The United States continued to retain its superpower status while China, along with launching vast economic initiatives and military reforms, sought to expand its influence in the South China Sea and in Africa, solidifying its position as an emerging superpower, despite also causing series of conflicts around its frontiers. Within its border, China also enhanced its suppression and control of Hong Kong, Xinjiang, and Tibet. Global competition between China and the U.S. coalesced into a "containment" effort and a trade war. Elsewhere in Asia, the Koreas improved their relations after a prolonged crisis, and the War on Terror continued as a part of the U.S.'s continued military involvement in many parts of the world. The rise of the Islamic State of Iraq and the Levant extremist organization in 2014 erased the borders between Syria and Iraq, resulting in a multinational intervention. In Africa, South Sudan broke away from Sudan, and mass protests and various coups d'état saw longtime strongmen deposed. In the U.S., celebrity businessman Donald Trump was elected president amid an international wave of populism and neo-nationalism. The European Union experienced a migrant crisis in the middle of the decade and the historic United Kingdom EU membership referendum followed by withdrawal negotiations during its later years. Russia attempted to assert itself in international affairs, annexing Crimea in 2014.

Information technology progressed, with smartphones becoming widespread. The internet grew from covering 28.9% to 54% of the world population, and also saw advancements in wireless networking devices, mobile telephony, and cloud computing. Advancements in data processing and the rollout of 4G broadband allowed data, metadata, and information to be collected and dispersed among domains at paces never before seen while online resources such as social media facilitated phenomena such as the Me Too movement, the rise of slacktivism, and online cancel culture. WikiLeaks gained international attention for publishing classified information on topics including Guantánamo Bay, Syria, the Afghan and Iraq wars, and United States diplomacy. Edward Snowden blew the whistle on global surveillance, raising awareness on the role governments and private entities have in global surveillance and information privacy. Baidu, Twitter and Instagram emerged to become among the top 10 most visited websites, while Wikipedia went from the 9th to the 5th most popular website, almost septupling its monthly visits. Yahoo significantly declined in popularity, descending from being the 1st to the 9th most popular site, with monthly visits declining by two-thirds. Google, Facebook, YouTube and Yandex maintained relatively consistent popularity and remained within the top 10 throughout the decade.
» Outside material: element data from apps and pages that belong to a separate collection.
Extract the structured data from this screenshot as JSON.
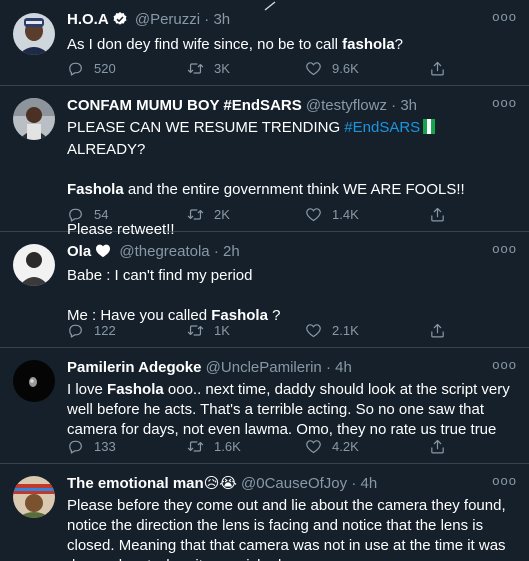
{
  "tweets": [
    {
      "name": "H.O.A",
      "handle": "@Peruzzi",
      "time": "3h",
      "verified": true,
      "text_before": "As I don dey find wife since, no be to call ",
      "text_hl": "fashola",
      "text_after": "?",
      "replies": "520",
      "retweets": "3K",
      "likes": "9.6K"
    },
    {
      "name": "CONFAM MUMU BOY #EndSARS",
      "handle": "@testyflowz",
      "time": "3h",
      "line1_before": "PLEASE CAN WE RESUME TRENDING ",
      "line1_hashtag": "#EndSARS",
      "line1_after": " ALREADY?",
      "line2_hl": "Fashola",
      "line2_rest": " and the entire government think WE ARE FOOLS!!",
      "line3": "Please retweet!!",
      "replies": "54",
      "retweets": "2K",
      "likes": "1.4K"
    },
    {
      "name": "Ola",
      "handle": "@thegreatola",
      "time": "2h",
      "line1": "Babe : I can't find my period",
      "line2_before": "Me : Have you called ",
      "line2_hl": "Fashola",
      "line2_after": " ?",
      "replies": "122",
      "retweets": "1K",
      "likes": "2.1K"
    },
    {
      "name": "Pamilerin Adegoke",
      "handle": "@UnclePamilerin",
      "time": "4h",
      "text_before": "I love ",
      "text_hl": "Fashola",
      "text_after": " ooo.. next time, daddy should look at the script very well before he acts. That's a terrible acting. So no one saw that camera for days, not even lawma. Omo, they no rate us true true",
      "replies": "133",
      "retweets": "1.6K",
      "likes": "4.2K"
    },
    {
      "name": "The emotional man",
      "name_emoji": "😥😭",
      "handle": "@0CauseOfJoy",
      "time": "4h",
      "text": "Please before they come out and lie about the camera they found, notice the direction the lens is facing and notice that the lens is closed. Meaning that that camera was not in use at the time it was dropped, not when it was picked"
    }
  ],
  "icons": {
    "reply": "reply-icon",
    "retweet": "retweet-icon",
    "like": "heart-icon",
    "share": "share-icon",
    "more": "more-icon",
    "verified": "verified-badge-icon"
  },
  "colors": {
    "background": "#15202b",
    "divider": "#38444d",
    "secondary_text": "#8899a6",
    "link": "#1b95e0"
  },
  "sep": "·",
  "more_dots": "ooo"
}
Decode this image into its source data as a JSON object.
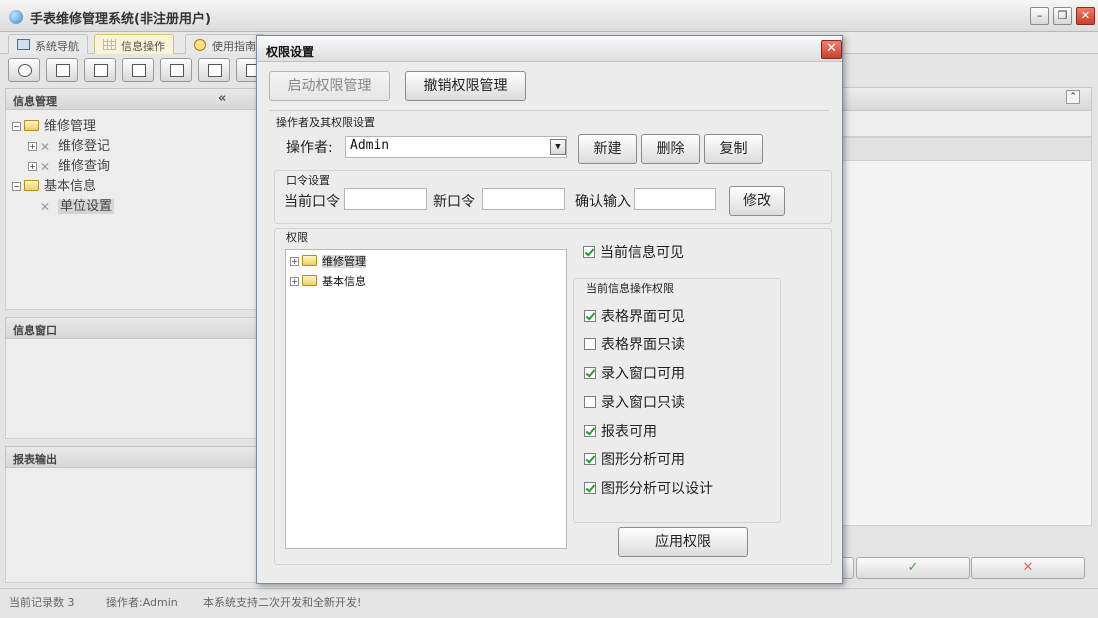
{
  "app": {
    "title": "手表维修管理系统(非注册用户)",
    "tabs": [
      {
        "label": "系统导航"
      },
      {
        "label": "信息操作"
      },
      {
        "label": "使用指南"
      }
    ]
  },
  "sidebar": {
    "info_mgmt_title": "信息管理",
    "tree": [
      {
        "label": "维修管理"
      },
      {
        "label": "维修登记"
      },
      {
        "label": "维修查询"
      },
      {
        "label": "基本信息"
      },
      {
        "label": "单位设置"
      }
    ],
    "info_window_title": "信息窗口",
    "report_title": "报表输出"
  },
  "status": {
    "records": "当前记录数 3",
    "operator": "操作者:Admin",
    "note": "本系统支持二次开发和全新开发!"
  },
  "dialog": {
    "title": "权限设置",
    "enable_btn": "启动权限管理",
    "revoke_btn": "撤销权限管理",
    "operator_group": "操作者及其权限设置",
    "operator_label": "操作者:",
    "operator_value": "Admin",
    "new_btn": "新建",
    "delete_btn": "删除",
    "copy_btn": "复制",
    "password_group": "口令设置",
    "current_pwd_label": "当前口令",
    "new_pwd_label": "新口令",
    "confirm_label": "确认输入",
    "modify_btn": "修改",
    "perm_group": "权限",
    "perm_tree": [
      {
        "label": "维修管理"
      },
      {
        "label": "基本信息"
      }
    ],
    "visible_label": "当前信息可见",
    "ops_group": "当前信息操作权限",
    "ops": [
      {
        "label": "表格界面可见",
        "checked": true
      },
      {
        "label": "表格界面只读",
        "checked": false
      },
      {
        "label": "录入窗口可用",
        "checked": true
      },
      {
        "label": "录入窗口只读",
        "checked": false
      },
      {
        "label": "报表可用",
        "checked": true
      },
      {
        "label": "图形分析可用",
        "checked": true
      },
      {
        "label": "图形分析可以设计",
        "checked": true
      }
    ],
    "apply_btn": "应用权限"
  }
}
Global warming became increasingly noticeable through new record temperatures in different years and extreme weather events on all continents. The CO2 concentration rose from 390 to 410 PPM over the decade. At the same time, combating pollution and climate change continued to be major concerns, as protests, initiatives, and legislation garnered substantial media attention. Particularly, the Paris Agreement (2015) was adopted, and the global climate youth movement was formed. Major natural disasters included the 2010 Haiti earthquake, the 2011 Tōhoku earthquake and tsunami, the Nepal earthquake of 2015, the 2018 Sulawesi earthquake and tsunami, and the devastating hurricanes Bopha (Pablo), Haiyan (Yolanda), and Maria, as well as the 2019 European heat waves

During the decade, the world population grew from 6.9 to 7.7 billion people. There were approximately 1.4 billion births during the decade (140 million per year), and about 560 million deaths (56 million per year).[5]